In Vayishlach, we encounter the climactic moment when Jacob and Esau meet after 20 years of separation. Esau runs to greet his younger brother. “He embraced him and falling on his neck, he kissed him, and they wept.” Rabbinic midrash insists upon the insincerity of Esau’s kiss. The words of the Torah in their context offer no reason to doubt Esau’s intentions, yet the rabbis hold that Esau’s hatred for Jacob can never be repaired. For the rabbis just after the destruction of Jerusalem, Esau is transformed into Israel’s enemy – Rome. The exegesis is useful to that generation because it gives expression to their deepest angst: the tyranny of Rome.
According to Dr. Rabbi Ismar Schorsch, “As a sacred text, the Torah could bear an infinity of interpretations. Each generation plumbed the Torah for the answers to its own plight.”
What then can we suggest about the intention of Esau’s kiss for our own time? Our country is polarized as never before– we live in partisan, ideological echo chambers. We disagree on values, policy, world outlook and decorum, and we increasingly know nothing about the other side. Like Jacob and Esau in 20 years of separation and silence, we grow farther and farther apart. We have forgotten how to talk to each other.
When people tell me that they cannot sit at the Shabbat table with old friends or that they stayed away from Thanksgiving family gatherings out of fear of political talk or disdain for others’ opinions, I feel dismay. What if we ran toward these old friends and relatives rather than backing away? Can we not fall upon the neck of those we know intimately but disagree with powerfully? What if Esau’s kiss was just that – a kiss of recognition and shared history?

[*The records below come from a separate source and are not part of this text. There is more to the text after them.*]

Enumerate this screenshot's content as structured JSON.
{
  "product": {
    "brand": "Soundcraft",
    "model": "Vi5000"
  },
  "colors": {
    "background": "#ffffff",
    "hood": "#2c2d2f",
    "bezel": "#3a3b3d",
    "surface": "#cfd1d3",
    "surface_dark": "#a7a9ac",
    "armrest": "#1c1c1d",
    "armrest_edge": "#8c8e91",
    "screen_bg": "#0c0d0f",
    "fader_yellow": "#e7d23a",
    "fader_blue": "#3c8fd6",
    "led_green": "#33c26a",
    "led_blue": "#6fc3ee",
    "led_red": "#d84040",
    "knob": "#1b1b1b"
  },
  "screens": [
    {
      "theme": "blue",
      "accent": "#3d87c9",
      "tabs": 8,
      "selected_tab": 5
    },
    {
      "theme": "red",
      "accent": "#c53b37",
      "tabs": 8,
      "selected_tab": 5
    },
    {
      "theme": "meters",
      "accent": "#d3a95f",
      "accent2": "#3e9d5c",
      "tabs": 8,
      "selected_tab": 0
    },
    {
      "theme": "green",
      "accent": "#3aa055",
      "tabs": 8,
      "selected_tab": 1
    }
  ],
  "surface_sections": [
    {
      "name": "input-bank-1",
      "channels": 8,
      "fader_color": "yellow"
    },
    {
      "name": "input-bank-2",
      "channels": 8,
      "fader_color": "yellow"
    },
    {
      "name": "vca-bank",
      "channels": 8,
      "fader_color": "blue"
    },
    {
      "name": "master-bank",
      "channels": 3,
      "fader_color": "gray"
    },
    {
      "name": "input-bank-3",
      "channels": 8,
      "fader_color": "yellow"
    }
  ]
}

We have forgotten how to listen to the other side. It is not easy to do so. But there is no other place to begin than with those we know. Can we listen, disagree, but not hate? Esau’s kiss might be just the starting place we need.